The answer depends on how precise you need to be with your tests.
The easiest option has already been mentioned in the comments -- IETester. It's a wrapper for IE that supports running all versions of IE, from 5.5 up to v9, all in the same window. It's extremely useful for testing how a site will look in older versions of IE; I use it all the time.
Unfortunately, it is not very stable; it crashes a lot, especially when you're running IE6 or IE7 in it. It also doesn't cope well with plugin elements such as flash.
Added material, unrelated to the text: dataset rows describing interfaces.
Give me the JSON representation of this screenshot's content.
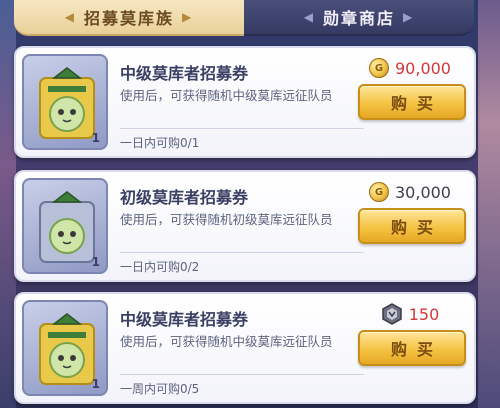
{
  "tabs": [
    {
      "label": "招募莫库族"
    },
    {
      "label": "勋章商店"
    }
  ],
  "items": [
    {
      "name": "中级莫库者招募券",
      "desc": "使用后，可获得随机中级莫库远征队员",
      "limit": "一日内可购0/1",
      "count": "1",
      "currency_icon": "gold-coin-icon",
      "price": "90,000",
      "price_color": "#d23838",
      "buy_label": "购买",
      "icon": "mid-recruit-ticket-icon"
    },
    {
      "name": "初级莫库者招募券",
      "desc": "使用后，可获得随机初级莫库远征队员",
      "limit": "一日内可购0/2",
      "count": "1",
      "currency_icon": "gold-coin-icon",
      "price": "30,000",
      "price_color": "#3e3e4e",
      "buy_label": "购买",
      "icon": "basic-recruit-ticket-icon"
    },
    {
      "name": "中级莫库者招募券",
      "desc": "使用后，可获得随机中级莫库远征队员",
      "limit": "一周内可购0/5",
      "count": "1",
      "currency_icon": "medal-icon",
      "price": "150",
      "price_color": "#d23838",
      "buy_label": "购买",
      "icon": "mid-recruit-ticket-icon"
    }
  ],
  "colors": {
    "tab_active_bg": "#f6e7c2",
    "tab_inactive_bg": "#4a4f7a",
    "buy_button": "#f5c343",
    "price_red": "#d23838"
  }
}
If your site uses them a lot, you may be out of luck.
But if you can cope with the limitations, then this is a good program, and it does directly answer your question.
More specifically, you were hoping an older non-IE browser could be used to simulate IE6. Sadly not. IE is unique (in a bad way); it has features, bugs and quirks that don't appear in any other browser either now or in the past.
The closest you'll get might be a really old version of Opera -- in their early days, they made a point of trying to get good compatibility with IE, to the point of implementing a number of IE's proprietary features. But even then, it was never that close.
One really cheeky alternative might be to use Wine to install IE6 onto a Linux box. Again, it's likely to be unstable, but it has been known to work. I haven't tried it for a while, but it worked okay back then, and Wine has improved a lot in the meanwhile.
Beyond that, the only real option is to run a genuine copy of IE6. The best way to do that is to install a VM with a full copy of XP on it. Not great, but in truth this is the only way you'll get a really 100% accurate picture of what your IE6 users are seeing. If that matters to you then you need to do this.
But to be honest, in most cases it won't matter about it being 100%. IETester is sufficiently good for testing most sites, and frankly if you have the odd glitch left over, don't worry about it too much -- IE6 users are well used to the web not working very well for them these days.
Make it work; don't make it perfect. And for that, IETester should be plenty good enough.